Author: Peter Benchley
Purchase from: Amazon
Review by: John Milton
If you’ve not seen the movie, then you’ll undoubtedly at least have heard of it! However, have you read the book?
‘Is it horror?’ Despite the protestations of one of my dearest friends, “What’s scary about a big fish?” I would respectfully submit to you that yes, ‘Jaws’ is in fact a horror. If you are of the opinion that a masked man stalking teenagers in smalltown America, picking them off one by one is horror; then a man-eating shark preying on unsuspecting bathers off the coast of smalltown America is no different.
For me, if there was a physical embodiment of fear, it’s a shark. This is an absolutely primal fear of an animal whose basic design has not evolved or changed in millions of years. Sharks are effectively living fossils, an apex predator so perfectly acclimated to its ecosystem that they have survived for millions of years at the top of their food chain. So yes, ‘Jaws’ is a horror novel.
Released in 1974, ‘Jaws’ hit the bestseller lists and stayed there for nearly a whole year.
The author (Peter Benchley) drew his inspiration for this novel from a number of real-life incidents, most notably the 1964 landing of a 2000kg Great White Shark caught off the coast of New York state and the infamous Jersey Shore attacks of 1916.
As stated previously, ‘Jaws’ is the story of a small American coastal town, reliant on summer tourist trade that is preyed upon by a man-eating Great White Shark; and the subsequent hunting of said shark by the town’s police chief, an Ichthyologist and the local seasoned shark hunter. Many will already be familiar with the Spielberg film adaptation but I would suggest to you all that the novel is by far the superior of the two.
‘Jaws’ the novel provides far greater depth to the characters involved with the backstory to Ellen Brodie and the Chief’s marriage, the Mayor’s shady dealings and other aspects that I choose not to reveal to those who are not familiar with the book.

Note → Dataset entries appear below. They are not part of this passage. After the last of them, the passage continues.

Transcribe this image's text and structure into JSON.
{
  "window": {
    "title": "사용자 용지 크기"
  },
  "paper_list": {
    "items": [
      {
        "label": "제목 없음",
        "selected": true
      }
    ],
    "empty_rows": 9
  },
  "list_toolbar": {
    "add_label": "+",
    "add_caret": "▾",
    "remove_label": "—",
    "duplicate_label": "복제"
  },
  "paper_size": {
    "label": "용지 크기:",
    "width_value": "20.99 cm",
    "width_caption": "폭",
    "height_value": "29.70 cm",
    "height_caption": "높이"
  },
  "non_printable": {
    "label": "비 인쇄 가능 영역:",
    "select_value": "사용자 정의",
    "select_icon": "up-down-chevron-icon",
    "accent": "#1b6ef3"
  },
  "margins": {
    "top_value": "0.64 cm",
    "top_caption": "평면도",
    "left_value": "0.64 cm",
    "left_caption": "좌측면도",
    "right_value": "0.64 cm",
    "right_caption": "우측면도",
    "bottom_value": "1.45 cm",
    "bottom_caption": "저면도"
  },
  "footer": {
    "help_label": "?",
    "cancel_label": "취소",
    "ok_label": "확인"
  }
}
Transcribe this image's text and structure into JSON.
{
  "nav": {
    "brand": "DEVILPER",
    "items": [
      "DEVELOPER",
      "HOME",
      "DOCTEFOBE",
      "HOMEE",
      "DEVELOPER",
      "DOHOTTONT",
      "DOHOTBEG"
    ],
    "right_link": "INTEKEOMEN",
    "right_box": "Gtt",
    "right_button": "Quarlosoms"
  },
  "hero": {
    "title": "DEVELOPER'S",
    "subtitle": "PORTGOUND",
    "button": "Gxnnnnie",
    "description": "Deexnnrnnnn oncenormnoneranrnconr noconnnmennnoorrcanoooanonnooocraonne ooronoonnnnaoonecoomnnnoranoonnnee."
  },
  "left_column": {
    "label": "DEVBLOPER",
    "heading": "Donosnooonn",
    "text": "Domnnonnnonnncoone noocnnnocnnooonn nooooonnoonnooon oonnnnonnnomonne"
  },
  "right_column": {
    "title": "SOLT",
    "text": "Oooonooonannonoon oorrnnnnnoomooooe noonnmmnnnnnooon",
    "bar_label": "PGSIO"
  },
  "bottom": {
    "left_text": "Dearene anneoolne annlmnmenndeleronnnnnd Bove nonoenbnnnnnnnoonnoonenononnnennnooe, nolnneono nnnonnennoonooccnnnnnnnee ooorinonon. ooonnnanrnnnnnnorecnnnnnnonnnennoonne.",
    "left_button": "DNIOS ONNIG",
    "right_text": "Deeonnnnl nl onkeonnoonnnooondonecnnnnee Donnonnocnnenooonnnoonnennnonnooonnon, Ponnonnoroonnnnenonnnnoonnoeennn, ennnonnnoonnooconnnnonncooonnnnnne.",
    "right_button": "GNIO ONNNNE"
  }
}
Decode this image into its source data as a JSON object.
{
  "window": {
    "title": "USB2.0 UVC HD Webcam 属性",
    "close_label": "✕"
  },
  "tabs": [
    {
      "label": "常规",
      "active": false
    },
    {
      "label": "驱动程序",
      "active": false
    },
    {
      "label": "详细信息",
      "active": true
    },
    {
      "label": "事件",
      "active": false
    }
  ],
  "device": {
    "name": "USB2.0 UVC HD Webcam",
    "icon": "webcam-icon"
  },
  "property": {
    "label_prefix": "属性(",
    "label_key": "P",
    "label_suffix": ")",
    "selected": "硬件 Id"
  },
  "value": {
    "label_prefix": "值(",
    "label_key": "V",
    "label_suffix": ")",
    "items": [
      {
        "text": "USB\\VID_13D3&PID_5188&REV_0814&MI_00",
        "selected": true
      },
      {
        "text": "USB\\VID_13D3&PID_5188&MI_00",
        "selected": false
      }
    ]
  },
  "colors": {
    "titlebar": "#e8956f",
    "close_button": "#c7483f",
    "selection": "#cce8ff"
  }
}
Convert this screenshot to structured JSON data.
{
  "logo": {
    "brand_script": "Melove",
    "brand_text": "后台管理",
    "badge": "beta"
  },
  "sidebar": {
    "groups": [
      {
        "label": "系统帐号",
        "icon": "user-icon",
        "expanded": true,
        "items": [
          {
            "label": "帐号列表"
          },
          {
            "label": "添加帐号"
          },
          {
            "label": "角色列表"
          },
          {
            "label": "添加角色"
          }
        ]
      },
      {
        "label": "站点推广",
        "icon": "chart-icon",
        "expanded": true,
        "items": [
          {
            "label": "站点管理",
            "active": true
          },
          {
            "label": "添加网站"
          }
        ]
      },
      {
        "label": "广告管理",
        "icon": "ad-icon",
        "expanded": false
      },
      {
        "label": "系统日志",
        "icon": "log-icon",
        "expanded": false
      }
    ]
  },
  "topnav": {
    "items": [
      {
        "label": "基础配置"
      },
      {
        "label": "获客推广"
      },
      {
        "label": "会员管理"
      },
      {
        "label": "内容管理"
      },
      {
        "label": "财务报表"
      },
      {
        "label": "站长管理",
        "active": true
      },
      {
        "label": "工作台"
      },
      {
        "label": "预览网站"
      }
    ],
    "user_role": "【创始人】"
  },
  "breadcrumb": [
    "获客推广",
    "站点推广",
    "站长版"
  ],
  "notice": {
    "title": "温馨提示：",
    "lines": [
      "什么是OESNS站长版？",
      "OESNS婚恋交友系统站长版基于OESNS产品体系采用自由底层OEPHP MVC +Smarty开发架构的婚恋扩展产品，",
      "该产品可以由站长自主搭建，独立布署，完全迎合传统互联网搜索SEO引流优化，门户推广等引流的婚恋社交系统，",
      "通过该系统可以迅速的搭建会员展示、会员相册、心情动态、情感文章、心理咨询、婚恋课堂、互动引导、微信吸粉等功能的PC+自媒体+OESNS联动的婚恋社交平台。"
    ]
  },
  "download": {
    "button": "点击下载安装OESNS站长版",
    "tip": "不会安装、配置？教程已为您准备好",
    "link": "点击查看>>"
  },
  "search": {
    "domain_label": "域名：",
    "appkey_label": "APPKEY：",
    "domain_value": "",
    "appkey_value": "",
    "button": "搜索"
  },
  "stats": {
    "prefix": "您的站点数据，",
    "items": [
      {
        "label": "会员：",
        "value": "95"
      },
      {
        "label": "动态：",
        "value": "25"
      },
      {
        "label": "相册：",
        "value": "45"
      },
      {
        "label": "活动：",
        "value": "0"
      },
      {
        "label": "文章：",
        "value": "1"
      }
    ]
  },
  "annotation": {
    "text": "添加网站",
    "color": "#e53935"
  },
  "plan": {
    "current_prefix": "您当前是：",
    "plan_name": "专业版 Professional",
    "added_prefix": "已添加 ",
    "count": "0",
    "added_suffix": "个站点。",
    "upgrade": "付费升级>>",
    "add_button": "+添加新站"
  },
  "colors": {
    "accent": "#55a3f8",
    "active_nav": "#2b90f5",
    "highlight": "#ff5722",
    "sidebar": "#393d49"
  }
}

As opposed to the film, the book offers significantly different relationship dynamics for the lead protagonists and a palpable feeling of tension on board the boat that viewers of the film will already be familiar with. Overall, there is a generally darker tone throughout the book and an ending that is poles apart from the distinctly showbiz finale of the movie.
This is one of my shorter reviews but I fail to see the point in a book review that simply gives the whole plot of a novel away, effectively ruining it for any potential reader!
In my opinion, ‘Jaws’ is an incredibly satisfying read that easily drew me into the world created by Benchley. My only warning with this book would be to save it for dry land; this is not a book you want to be reading on the beach!
Would you like to have a book reviewed? Contact Books of the Dead Press for details:
Like what you see? Please support Books of the Dead by purchasing one of our books. Thank you!